Pet Visitation – Enders v. Baker

Enders v. Baker was a 2015 divorce case where the Illinois Appellate Court ruled for the first time on the issue of pet visitation.  It ruled that Illinois courts cannot grant pet visitation rights to a spouse.

In Enders v. Baker, the parties had two dogs during the course of their marriage.  The Wife later filed for divorce.  During the divorce, the Husband filed a Motion requesting visitation rights with the dogs.  The Husband alleged that he and his Wife agreed they would have “joint custody” over the dogs.  His Wife, however, had been denying him visitation with them for several months.  The court granted the Husband’s Motion requesting visitation, and ordered that he be given temporary visitation rights with the dogs.  This was a temporary order, and the case later proceeded to trial. 

At the conclusion of the trial, the court ruled in the Wife’s favor, and awarded the dogs solely to her.  The trial court also denied the Husband any visitation rights with the dogs. The Husband filed an appeal, arguing that Illinois courts can order pet visitation rights, and that his visitation with the dogs would be in the best interests of the parties.  The case then proceeded to the Illinois Appellate Court.

Since there were no past Illinois cases relating to pet visitation rights, the Illinois Appellate Court reviewed a 2013 New York decision, Travis v. Murray.  Courts in different states may use a  “best interests of the child” standard when deciding how to rule on a child custody or visitation issue.  In Travis v. Murray, the New York court decided not to apply a similar “best interests of the dogs” standard when ruling on the issue of pet visitation.  Instead, it applied a “best for all concerned” standard.  While the court reasoned that household pets were more than just mere pieces of personal property, it also reasoned that dogs do not rise to the same level of importance as children.  Finally, the court reasoned that allowing pet visitation rights would increase the likelihood of more litigation between the parties after the divorce.   Thus, the court in Travis v. Murray refused to grant pet visitation rights as part of  divorce.

The Illinois Appellate Court in Enders v. Baker also noted that the Animal Control Act defines a pet owner as “any person having a right of property in an animal, or who keeps or harbors an animal, or who has it in his care, or acts as its custodian.” Here, the court found that the Wife was the “owner” of the dogs because when the Husband moved out of the marital home, he left the dogs with her.  Accordingly, the Wife was the person who “keeps or harbors” the dogs, had them “in her care,” and acted as their regular “custodian.”

Relying upon the reasoning of the New York court in Travis v. Murray,  and the definition of a “dog owner” under Illinois law, the Appellate court in Enders v. Baker concluded that Illinois law does not authorize the court to order pet visitation rights in a divorce.

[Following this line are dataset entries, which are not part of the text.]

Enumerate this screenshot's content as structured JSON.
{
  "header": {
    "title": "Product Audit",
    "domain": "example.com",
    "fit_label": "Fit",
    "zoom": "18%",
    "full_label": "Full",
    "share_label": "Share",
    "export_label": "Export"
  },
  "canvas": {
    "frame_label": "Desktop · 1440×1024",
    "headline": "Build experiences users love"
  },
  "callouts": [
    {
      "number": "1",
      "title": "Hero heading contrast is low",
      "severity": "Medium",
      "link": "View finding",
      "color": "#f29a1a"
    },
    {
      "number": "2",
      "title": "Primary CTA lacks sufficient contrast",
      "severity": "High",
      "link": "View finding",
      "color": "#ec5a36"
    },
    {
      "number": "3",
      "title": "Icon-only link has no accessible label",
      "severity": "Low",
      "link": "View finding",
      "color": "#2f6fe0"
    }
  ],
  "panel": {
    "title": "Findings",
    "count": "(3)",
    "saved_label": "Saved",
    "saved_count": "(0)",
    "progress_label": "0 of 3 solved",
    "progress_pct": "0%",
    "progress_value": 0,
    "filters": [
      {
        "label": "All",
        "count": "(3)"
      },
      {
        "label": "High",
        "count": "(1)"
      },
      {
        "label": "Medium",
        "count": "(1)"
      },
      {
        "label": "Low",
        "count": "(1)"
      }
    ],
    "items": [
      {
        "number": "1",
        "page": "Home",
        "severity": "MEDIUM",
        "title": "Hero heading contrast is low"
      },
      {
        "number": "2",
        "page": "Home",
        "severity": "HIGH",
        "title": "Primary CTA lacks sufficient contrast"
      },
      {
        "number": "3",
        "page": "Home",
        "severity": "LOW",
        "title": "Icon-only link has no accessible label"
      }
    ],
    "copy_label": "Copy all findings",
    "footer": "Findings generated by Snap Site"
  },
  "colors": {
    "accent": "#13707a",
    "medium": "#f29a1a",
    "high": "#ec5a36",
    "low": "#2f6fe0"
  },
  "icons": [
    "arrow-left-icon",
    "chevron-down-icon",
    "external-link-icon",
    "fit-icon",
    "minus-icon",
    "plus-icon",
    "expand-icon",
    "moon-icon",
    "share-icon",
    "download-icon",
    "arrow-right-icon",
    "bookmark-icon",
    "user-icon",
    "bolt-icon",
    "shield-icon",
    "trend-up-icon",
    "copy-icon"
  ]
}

Although this was the first Illinois case where the issue of pet visitation was ruled upon, there is no doubt that there will be more cases where such issues will be litigated.  For now, however, it is clear that Illinois courts have no authority to enter an order requiring that one of the parties’ have visitation rights with pets.

 

 

 

The information on this site is not legal advice.  Retain an attorney licensed in the state which has jurisdiction over your matter before taking any action which affects your legal issues, legal marital status or custody arrangements, and follow the advice of your retained lawyer.